Kouleothrix is a member of the Chloroflexi phylum which in general has these same properties and capabilities. It is likely there is further genetic diversity within the type 1851 filamentous morphotype with other candidates belonging to the genus Herpetosiphon, the Anaerolineaceae family of Chloroflexi, the Ca. Saccharibacteria phylum (formerly TM7- believed to be polysaccharide degraders), and several unclassified tax ID reads. In our ongoing database project (now more than 70 samples), Aster Bio tax ID numbers 292826, 292625, 475964, 292628, 200795, 32064 and 1508635 are all possible candidates. These tax ID reads end at various taxometry levels, with some stuck higher up the taxometry tree than others.

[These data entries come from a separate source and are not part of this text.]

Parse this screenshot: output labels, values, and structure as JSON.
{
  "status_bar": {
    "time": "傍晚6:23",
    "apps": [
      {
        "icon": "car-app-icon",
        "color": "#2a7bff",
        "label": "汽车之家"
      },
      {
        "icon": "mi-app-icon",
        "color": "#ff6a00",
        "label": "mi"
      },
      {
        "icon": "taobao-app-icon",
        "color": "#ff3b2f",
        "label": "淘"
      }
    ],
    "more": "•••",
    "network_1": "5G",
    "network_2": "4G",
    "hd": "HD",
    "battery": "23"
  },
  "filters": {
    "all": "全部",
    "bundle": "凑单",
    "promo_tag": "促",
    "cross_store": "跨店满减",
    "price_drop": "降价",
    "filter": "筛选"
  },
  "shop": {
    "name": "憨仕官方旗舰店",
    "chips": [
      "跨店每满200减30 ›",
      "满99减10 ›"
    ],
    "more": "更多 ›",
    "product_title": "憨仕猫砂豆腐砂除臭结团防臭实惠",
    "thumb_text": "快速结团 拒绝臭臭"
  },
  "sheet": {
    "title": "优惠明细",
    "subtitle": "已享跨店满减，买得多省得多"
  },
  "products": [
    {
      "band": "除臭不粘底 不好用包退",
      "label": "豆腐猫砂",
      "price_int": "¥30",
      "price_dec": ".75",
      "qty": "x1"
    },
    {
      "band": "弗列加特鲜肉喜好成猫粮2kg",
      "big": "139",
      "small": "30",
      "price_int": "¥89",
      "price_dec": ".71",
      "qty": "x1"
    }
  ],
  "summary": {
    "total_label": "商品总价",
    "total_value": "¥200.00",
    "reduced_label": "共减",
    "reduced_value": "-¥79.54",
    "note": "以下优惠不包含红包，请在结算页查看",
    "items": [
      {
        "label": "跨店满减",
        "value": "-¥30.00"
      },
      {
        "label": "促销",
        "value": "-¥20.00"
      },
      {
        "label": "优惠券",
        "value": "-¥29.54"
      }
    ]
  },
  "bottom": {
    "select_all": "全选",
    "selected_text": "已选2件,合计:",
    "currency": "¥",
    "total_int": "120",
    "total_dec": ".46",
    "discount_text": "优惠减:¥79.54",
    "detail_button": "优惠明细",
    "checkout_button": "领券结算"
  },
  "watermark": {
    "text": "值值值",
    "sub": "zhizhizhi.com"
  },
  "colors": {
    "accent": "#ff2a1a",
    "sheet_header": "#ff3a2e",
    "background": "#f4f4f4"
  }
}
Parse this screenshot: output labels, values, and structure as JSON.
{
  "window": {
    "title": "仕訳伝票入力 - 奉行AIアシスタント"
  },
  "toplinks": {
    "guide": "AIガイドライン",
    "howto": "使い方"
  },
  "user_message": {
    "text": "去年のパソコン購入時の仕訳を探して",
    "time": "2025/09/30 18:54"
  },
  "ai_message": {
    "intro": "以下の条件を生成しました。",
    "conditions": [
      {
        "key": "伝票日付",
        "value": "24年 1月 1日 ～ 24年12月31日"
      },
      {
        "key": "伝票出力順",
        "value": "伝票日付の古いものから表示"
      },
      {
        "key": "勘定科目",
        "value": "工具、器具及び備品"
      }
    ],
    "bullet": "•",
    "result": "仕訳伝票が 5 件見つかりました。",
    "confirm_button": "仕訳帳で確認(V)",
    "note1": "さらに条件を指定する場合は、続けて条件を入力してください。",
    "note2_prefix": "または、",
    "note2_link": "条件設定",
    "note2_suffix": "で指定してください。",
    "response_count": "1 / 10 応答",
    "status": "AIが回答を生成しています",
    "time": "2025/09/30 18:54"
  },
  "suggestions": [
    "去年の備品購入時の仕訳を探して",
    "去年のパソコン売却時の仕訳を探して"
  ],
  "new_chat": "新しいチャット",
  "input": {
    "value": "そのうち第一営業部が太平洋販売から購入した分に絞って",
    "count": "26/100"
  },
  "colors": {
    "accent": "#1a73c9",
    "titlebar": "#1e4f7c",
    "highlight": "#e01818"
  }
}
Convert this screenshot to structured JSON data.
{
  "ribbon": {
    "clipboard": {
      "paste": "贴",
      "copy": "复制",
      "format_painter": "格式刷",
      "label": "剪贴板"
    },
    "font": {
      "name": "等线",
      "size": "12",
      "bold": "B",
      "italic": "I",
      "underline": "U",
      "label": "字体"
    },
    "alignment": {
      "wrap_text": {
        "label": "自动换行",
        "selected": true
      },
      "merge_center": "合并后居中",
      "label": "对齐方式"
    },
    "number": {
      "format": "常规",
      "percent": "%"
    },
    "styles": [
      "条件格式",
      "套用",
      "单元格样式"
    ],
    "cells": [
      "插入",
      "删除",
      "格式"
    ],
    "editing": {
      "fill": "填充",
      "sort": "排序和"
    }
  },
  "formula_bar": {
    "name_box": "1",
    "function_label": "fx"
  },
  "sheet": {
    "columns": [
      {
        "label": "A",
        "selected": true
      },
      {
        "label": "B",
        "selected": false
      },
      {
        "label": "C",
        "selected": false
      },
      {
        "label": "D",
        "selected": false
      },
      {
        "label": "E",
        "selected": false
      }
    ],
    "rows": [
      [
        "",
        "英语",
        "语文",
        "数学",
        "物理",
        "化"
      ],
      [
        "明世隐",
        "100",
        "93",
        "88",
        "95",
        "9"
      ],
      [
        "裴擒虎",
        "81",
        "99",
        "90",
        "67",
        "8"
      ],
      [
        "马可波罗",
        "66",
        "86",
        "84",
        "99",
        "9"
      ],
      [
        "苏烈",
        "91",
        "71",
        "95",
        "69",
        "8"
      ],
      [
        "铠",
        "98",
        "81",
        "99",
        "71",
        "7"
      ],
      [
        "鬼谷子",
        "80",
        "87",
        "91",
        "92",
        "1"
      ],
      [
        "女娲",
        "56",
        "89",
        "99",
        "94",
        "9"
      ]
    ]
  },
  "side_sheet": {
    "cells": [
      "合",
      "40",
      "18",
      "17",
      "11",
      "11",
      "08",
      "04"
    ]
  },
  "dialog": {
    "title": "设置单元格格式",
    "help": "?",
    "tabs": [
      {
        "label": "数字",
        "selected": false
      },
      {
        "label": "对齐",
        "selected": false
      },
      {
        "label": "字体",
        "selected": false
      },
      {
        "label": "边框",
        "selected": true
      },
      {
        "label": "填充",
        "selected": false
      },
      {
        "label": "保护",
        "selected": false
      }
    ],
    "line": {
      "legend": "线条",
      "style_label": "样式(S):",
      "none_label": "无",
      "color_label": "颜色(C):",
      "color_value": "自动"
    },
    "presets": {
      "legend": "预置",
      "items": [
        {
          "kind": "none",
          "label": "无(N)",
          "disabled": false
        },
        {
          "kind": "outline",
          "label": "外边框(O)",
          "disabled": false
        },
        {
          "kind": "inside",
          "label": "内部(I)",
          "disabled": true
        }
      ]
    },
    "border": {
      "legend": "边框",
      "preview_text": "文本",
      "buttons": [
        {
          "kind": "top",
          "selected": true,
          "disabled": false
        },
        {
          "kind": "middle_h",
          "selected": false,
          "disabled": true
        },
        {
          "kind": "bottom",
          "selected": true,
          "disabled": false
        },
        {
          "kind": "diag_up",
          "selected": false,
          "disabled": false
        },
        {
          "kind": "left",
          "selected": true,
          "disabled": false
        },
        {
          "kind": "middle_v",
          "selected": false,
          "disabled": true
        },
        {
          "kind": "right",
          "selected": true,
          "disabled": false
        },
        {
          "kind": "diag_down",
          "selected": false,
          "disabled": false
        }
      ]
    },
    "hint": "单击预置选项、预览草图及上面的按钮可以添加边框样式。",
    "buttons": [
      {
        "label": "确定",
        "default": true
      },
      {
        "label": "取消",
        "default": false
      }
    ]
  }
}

That said, all type 1851 filament types may not be identical from a genetic basis and it’s likely that some fall into low F/M category while in others storage and higher SRT values may be the more important growth factor consideration. It is fairly common that type 1851 filament types emerge prior to the other high-SRT filament type (type 0675/0041). We have had success in some plants monitoring this filament type, and if its abundance gets too high, decreasing the SRT value or vice versa.

From an identification purpose, “bundles” or “twisted ropes” are common within this filament type and the diameter is typically around 0.8 µm. Cells are rectangular, however, it is often difficult to see the individual septa (cell walls). Attached growth of perpendicular bacteria are common within this filament type, although it does not always have attached growth (depending on how quickly it is growing and how long it has been in the system).

Why you need the whole picture

As with everything when you’re using the microscope for process control, the “whole picture” scenario is needed for the best available interpretation of results. This includes the floc structure, the mix of higher life form organisms, and the rank/abundance of the other filamentous bacteria morphotypes or other indicator organism phylotypes that may be present. Knowing what is normal or a baseline is beneficial as many well-running plants (particularly oxidation ditches) may have common abundance of filaments such as type 1851. 

However, the floc structure may remain strong and the sludge volume index may be in good ranges. Just because a cause or condition may be present does not always equate to a problem that requires any operational adjustments. Each plant is different, and learning when a condition becomes a problem is often somewhat plant specific. Just because you have type 1851 doesn’t mean you always need to add carbon.

Control of filament type 1851 is typically accomplished by either reducing the SRT/MLSS concentration or in some instances chlorination of the return activated sludge or increasing the amount of available substrate the bugs receive. Note that each situation is specific, and proper identification of the problem and logistical aspects of respective choices must be taken into consideration for choosing the most appropriate, if any, operational actions to be taken. 

About the author: Ryan Hennessy is the microbiology and operations specialist at Midwest Contract Operations Inc. He was trained and mentored by Dr. Michael Richard for over 10 years in wastewater microbiology, and serves as a microbiology services consultant. Hennessy is a licensed wastewater treatment and municipal waterworks operator in the state of Wisconsin and fills in as needed for operations at several facilities. He can be reached at rhennessy@mco-us.com.


Comments on this site are submitted by users and are not endorsed by nor do they reflect the views or opinions of COLE Publishing, Inc. Comments are moderated before being posted.